### WORK TO BE COMPLETED:
Print out all of the records exactly; no picture belongs in the result.

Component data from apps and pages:
>>>

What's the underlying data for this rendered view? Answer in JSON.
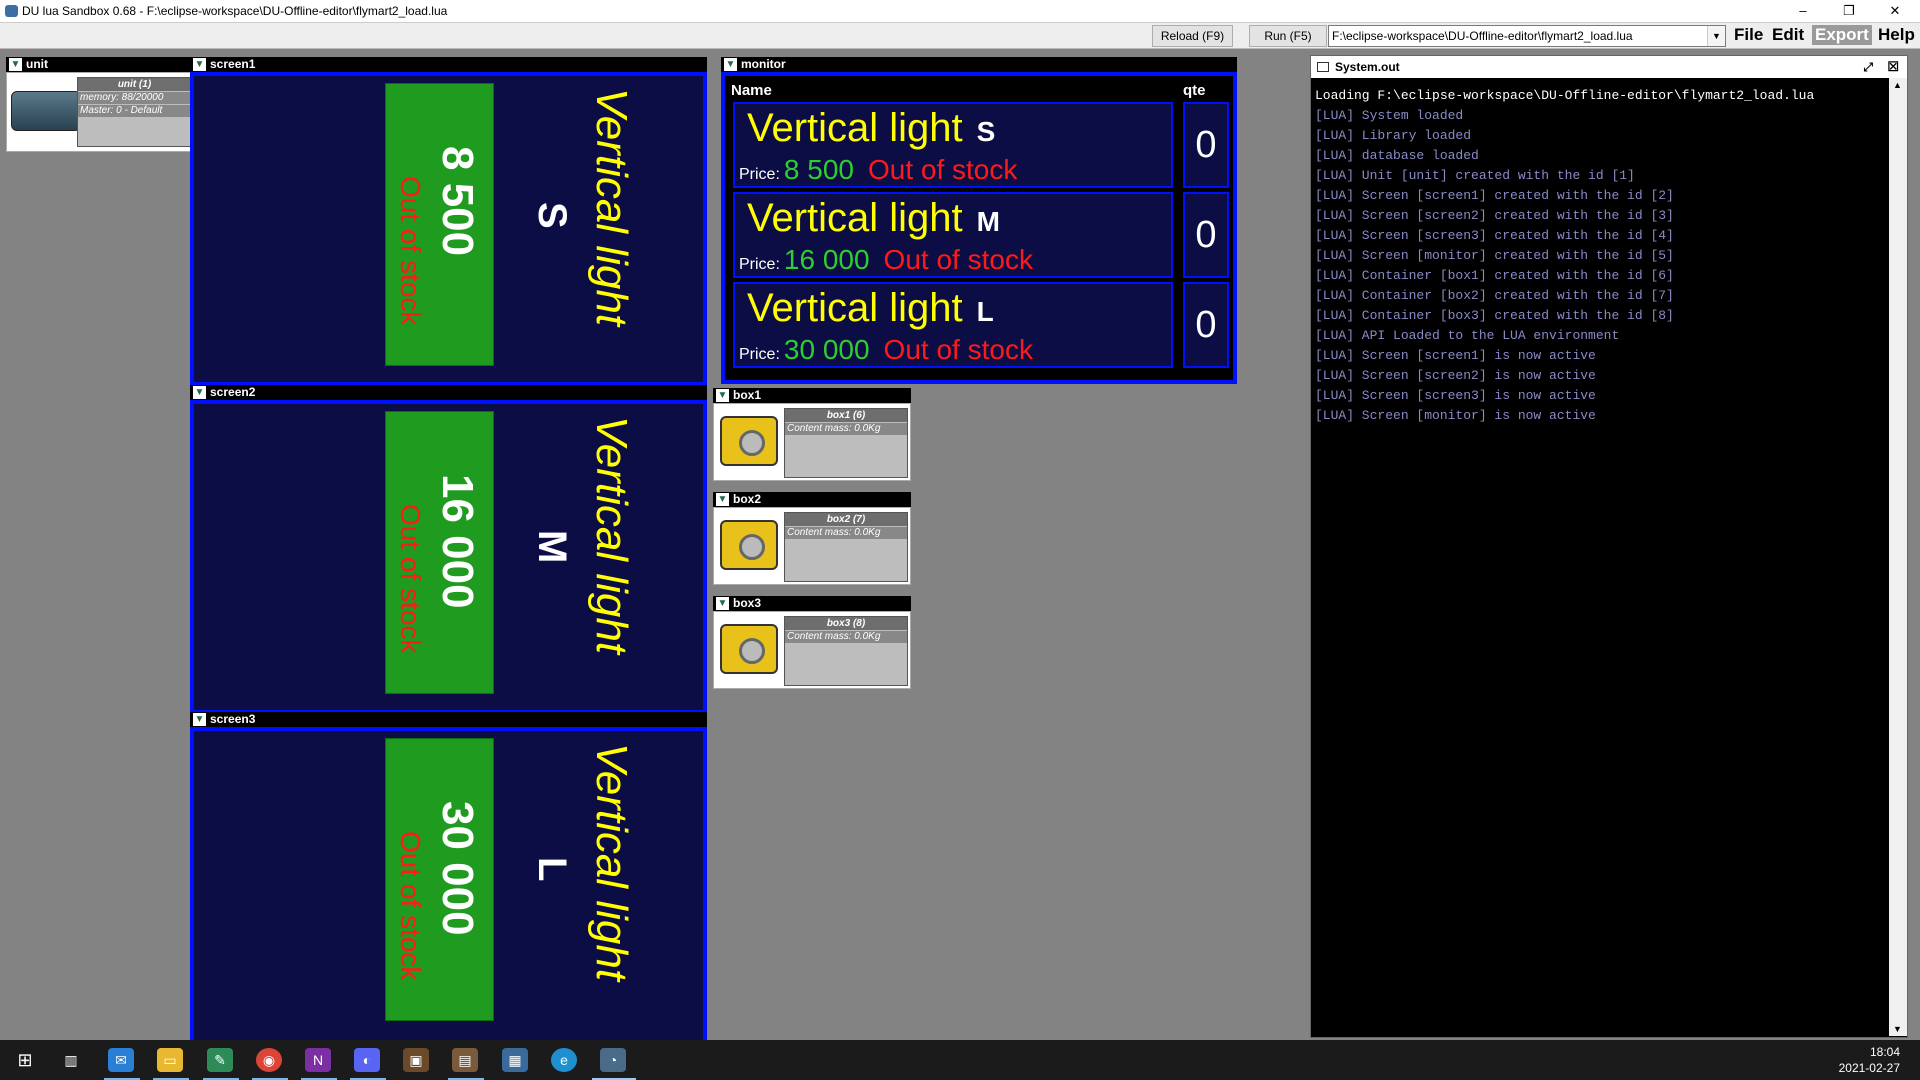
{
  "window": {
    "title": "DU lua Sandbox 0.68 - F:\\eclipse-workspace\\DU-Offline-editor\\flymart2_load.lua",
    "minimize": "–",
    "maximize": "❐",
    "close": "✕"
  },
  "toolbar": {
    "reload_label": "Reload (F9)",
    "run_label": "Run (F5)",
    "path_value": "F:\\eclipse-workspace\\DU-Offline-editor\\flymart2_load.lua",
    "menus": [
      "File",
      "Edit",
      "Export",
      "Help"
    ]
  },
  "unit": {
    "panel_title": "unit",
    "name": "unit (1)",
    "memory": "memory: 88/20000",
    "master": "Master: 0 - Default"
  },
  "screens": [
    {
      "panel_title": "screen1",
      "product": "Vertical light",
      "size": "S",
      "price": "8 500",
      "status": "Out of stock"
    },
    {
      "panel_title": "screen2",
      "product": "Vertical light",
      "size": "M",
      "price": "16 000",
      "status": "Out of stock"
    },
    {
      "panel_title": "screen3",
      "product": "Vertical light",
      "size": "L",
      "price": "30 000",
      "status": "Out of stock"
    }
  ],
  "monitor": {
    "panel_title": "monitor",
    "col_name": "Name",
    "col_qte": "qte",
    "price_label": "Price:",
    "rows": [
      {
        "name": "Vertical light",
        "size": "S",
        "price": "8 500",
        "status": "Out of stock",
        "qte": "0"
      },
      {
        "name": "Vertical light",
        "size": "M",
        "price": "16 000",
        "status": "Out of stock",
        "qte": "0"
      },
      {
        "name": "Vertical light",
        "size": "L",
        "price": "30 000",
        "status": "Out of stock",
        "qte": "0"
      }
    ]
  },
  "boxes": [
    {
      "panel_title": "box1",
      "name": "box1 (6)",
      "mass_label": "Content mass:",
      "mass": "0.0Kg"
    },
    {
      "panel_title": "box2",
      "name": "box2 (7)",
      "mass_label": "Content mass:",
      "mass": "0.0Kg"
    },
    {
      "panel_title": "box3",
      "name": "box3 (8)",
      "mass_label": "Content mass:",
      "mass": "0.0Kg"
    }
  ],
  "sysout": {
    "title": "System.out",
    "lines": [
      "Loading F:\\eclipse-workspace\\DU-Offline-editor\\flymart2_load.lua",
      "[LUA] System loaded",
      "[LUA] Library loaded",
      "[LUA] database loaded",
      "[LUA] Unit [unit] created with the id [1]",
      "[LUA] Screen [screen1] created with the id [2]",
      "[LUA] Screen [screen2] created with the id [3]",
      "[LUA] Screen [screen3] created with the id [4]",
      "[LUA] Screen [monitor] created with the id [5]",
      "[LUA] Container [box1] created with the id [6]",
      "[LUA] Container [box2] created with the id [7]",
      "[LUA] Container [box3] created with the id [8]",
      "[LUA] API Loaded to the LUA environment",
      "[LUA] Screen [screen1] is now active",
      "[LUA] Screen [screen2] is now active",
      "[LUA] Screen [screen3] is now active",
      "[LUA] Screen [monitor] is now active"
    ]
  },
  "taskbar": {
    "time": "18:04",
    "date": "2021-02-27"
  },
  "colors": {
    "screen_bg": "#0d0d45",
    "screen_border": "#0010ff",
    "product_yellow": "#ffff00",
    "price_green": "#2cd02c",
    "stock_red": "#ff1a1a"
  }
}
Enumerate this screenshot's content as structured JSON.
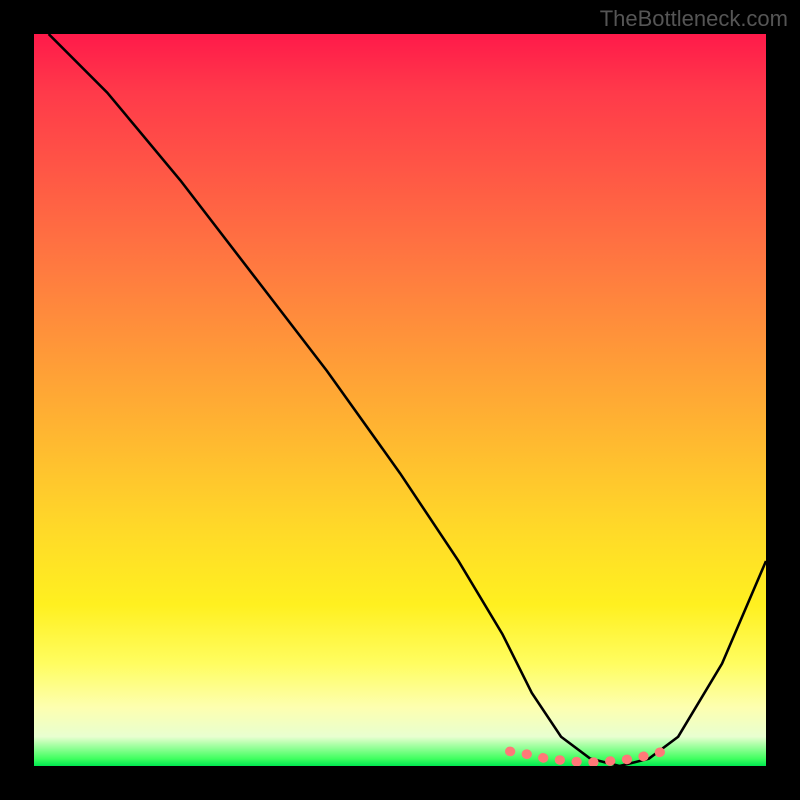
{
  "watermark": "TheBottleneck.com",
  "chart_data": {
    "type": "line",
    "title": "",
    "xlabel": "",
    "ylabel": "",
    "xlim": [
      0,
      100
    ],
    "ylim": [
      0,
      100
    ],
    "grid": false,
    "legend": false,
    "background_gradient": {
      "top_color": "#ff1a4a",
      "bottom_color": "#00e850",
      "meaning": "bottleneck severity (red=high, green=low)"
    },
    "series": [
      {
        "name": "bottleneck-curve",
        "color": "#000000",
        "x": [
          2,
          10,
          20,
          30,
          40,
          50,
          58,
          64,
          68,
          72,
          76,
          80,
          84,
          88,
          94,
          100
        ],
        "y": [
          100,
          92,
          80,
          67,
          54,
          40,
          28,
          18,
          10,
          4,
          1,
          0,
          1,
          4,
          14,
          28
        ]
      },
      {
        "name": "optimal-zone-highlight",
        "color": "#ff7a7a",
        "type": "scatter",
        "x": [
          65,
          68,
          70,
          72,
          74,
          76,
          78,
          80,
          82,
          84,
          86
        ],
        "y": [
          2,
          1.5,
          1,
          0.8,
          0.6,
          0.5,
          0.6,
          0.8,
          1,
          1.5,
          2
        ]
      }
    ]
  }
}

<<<

### OUTPUT BELOW:
What's the underlying data for this rendered view? Answer in JSON.
{
  "window": {
    "title": "DU lua Sandbox 0.68 - F:\\eclipse-workspace\\DU-Offline-editor\\flymart2_load.lua",
    "minimize": "–",
    "maximize": "❐",
    "close": "✕"
  },
  "toolbar": {
    "reload_label": "Reload (F9)",
    "run_label": "Run (F5)",
    "path_value": "F:\\eclipse-workspace\\DU-Offline-editor\\flymart2_load.lua",
    "menus": [
      "File",
      "Edit",
      "Export",
      "Help"
    ]
  },
  "unit": {
    "panel_title": "unit",
    "name": "unit (1)",
    "memory": "memory: 88/20000",
    "master": "Master: 0 - Default"
  },
  "screens": [
    {
      "panel_title": "screen1",
      "product": "Vertical light",
      "size": "S",
      "price": "8 500",
      "status": "Out of stock"
    },
    {
      "panel_title": "screen2",
      "product": "Vertical light",
      "size": "M",
      "price": "16 000",
      "status": "Out of stock"
    },
    {
      "panel_title": "screen3",
      "product": "Vertical light",
      "size": "L",
      "price": "30 000",
      "status": "Out of stock"
    }
  ],
  "monitor": {
    "panel_title": "monitor",
    "col_name": "Name",
    "col_qte": "qte",
    "price_label": "Price:",
    "rows": [
      {
        "name": "Vertical light",
        "size": "S",
        "price": "8 500",
        "status": "Out of stock",
        "qte": "0"
      },
      {
        "name": "Vertical light",
        "size": "M",
        "price": "16 000",
        "status": "Out of stock",
        "qte": "0"
      },
      {
        "name": "Vertical light",
        "size": "L",
        "price": "30 000",
        "status": "Out of stock",
        "qte": "0"
      }
    ]
  },
  "boxes": [
    {
      "panel_title": "box1",
      "name": "box1 (6)",
      "mass_label": "Content mass:",
      "mass": "0.0Kg"
    },
    {
      "panel_title": "box2",
      "name": "box2 (7)",
      "mass_label": "Content mass:",
      "mass": "0.0Kg"
    },
    {
      "panel_title": "box3",
      "name": "box3 (8)",
      "mass_label": "Content mass:",
      "mass": "0.0Kg"
    }
  ],
  "sysout": {
    "title": "System.out",
    "lines": [
      "Loading F:\\eclipse-workspace\\DU-Offline-editor\\flymart2_load.lua",
      "[LUA] System loaded",
      "[LUA] Library loaded",
      "[LUA] database loaded",
      "[LUA] Unit [unit] created with the id [1]",
      "[LUA] Screen [screen1] created with the id [2]",
      "[LUA] Screen [screen2] created with the id [3]",
      "[LUA] Screen [screen3] created with the id [4]",
      "[LUA] Screen [monitor] created with the id [5]",
      "[LUA] Container [box1] created with the id [6]",
      "[LUA] Container [box2] created with the id [7]",
      "[LUA] Container [box3] created with the id [8]",
      "[LUA] API Loaded to the LUA environment",
      "[LUA] Screen [screen1] is now active",
      "[LUA] Screen [screen2] is now active",
      "[LUA] Screen [screen3] is now active",
      "[LUA] Screen [monitor] is now active"
    ]
  },
  "taskbar": {
    "time": "18:04",
    "date": "2021-02-27"
  },
  "colors": {
    "screen_bg": "#0d0d45",
    "screen_border": "#0010ff",
    "product_yellow": "#ffff00",
    "price_green": "#2cd02c",
    "stock_red": "#ff1a1a"
  }
}
Enumerate this screenshot's content as structured JSON.
{
  "watermark": "TheBottleneck.com",
  "chart_data": {
    "type": "line",
    "title": "",
    "xlabel": "",
    "ylabel": "",
    "xlim": [
      0,
      100
    ],
    "ylim": [
      0,
      100
    ],
    "grid": false,
    "legend": false,
    "background_gradient": {
      "top_color": "#ff1a4a",
      "bottom_color": "#00e850",
      "meaning": "bottleneck severity (red=high, green=low)"
    },
    "series": [
      {
        "name": "bottleneck-curve",
        "color": "#000000",
        "x": [
          2,
          10,
          20,
          30,
          40,
          50,
          58,
          64,
          68,
          72,
          76,
          80,
          84,
          88,
          94,
          100
        ],
        "y": [
          100,
          92,
          80,
          67,
          54,
          40,
          28,
          18,
          10,
          4,
          1,
          0,
          1,
          4,
          14,
          28
        ]
      },
      {
        "name": "optimal-zone-highlight",
        "color": "#ff7a7a",
        "type": "scatter",
        "x": [
          65,
          68,
          70,
          72,
          74,
          76,
          78,
          80,
          82,
          84,
          86
        ],
        "y": [
          2,
          1.5,
          1,
          0.8,
          0.6,
          0.5,
          0.6,
          0.8,
          1,
          1.5,
          2
        ]
      }
    ]
  }
}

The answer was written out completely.